Data records for software interfaces
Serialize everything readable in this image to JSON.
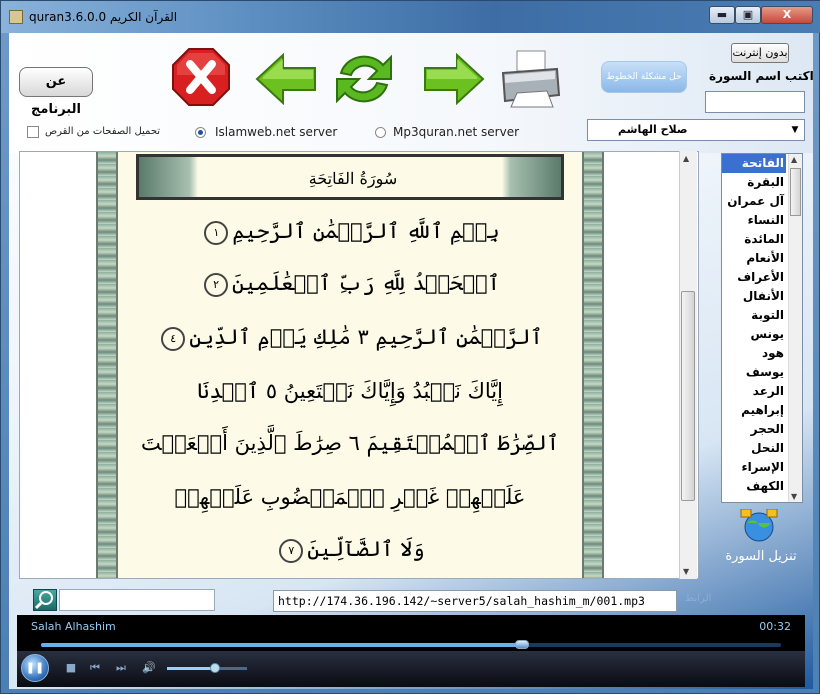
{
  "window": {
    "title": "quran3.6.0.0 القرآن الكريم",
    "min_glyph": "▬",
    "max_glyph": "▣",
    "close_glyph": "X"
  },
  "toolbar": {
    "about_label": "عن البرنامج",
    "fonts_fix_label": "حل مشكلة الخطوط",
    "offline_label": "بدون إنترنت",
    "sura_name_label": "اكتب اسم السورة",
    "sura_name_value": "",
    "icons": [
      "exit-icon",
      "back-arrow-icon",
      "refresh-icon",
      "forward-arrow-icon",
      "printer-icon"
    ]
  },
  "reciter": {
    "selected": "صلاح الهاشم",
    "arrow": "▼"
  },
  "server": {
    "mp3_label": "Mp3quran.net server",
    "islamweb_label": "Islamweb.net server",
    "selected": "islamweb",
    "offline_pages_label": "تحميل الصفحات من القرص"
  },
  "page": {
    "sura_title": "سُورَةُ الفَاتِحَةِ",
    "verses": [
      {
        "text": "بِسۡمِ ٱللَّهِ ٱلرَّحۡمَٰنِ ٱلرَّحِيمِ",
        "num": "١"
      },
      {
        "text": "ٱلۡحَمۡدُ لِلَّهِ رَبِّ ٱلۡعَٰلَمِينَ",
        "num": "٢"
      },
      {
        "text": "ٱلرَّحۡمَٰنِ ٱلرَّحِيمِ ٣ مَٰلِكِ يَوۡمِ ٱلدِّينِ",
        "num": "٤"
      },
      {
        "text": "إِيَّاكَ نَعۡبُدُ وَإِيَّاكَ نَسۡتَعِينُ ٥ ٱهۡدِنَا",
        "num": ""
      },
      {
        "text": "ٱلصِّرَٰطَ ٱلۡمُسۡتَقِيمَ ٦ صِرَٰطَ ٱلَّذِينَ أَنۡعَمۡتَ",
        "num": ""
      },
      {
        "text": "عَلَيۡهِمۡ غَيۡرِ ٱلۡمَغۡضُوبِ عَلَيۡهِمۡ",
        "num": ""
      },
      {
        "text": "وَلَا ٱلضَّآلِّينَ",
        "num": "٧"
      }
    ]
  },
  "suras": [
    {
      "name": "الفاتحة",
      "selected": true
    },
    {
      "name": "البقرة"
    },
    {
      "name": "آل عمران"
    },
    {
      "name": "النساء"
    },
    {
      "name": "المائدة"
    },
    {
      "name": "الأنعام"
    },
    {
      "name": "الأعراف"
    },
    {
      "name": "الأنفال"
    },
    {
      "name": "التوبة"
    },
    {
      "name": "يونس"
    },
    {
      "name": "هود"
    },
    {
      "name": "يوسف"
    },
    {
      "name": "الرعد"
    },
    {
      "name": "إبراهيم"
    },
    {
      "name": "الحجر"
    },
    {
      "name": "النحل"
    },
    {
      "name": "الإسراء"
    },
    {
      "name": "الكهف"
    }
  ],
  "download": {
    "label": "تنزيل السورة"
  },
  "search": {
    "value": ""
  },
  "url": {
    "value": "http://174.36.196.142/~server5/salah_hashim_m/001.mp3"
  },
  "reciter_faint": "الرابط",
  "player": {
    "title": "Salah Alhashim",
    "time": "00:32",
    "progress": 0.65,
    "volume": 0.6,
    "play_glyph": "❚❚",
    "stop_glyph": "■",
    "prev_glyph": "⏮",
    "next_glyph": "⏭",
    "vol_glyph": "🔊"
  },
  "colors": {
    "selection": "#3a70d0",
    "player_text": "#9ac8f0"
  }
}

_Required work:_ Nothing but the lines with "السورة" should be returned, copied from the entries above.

_Final answer:_
    "sura_name_label": "اكتب اسم السورة",
    "label": "تنزيل السورة"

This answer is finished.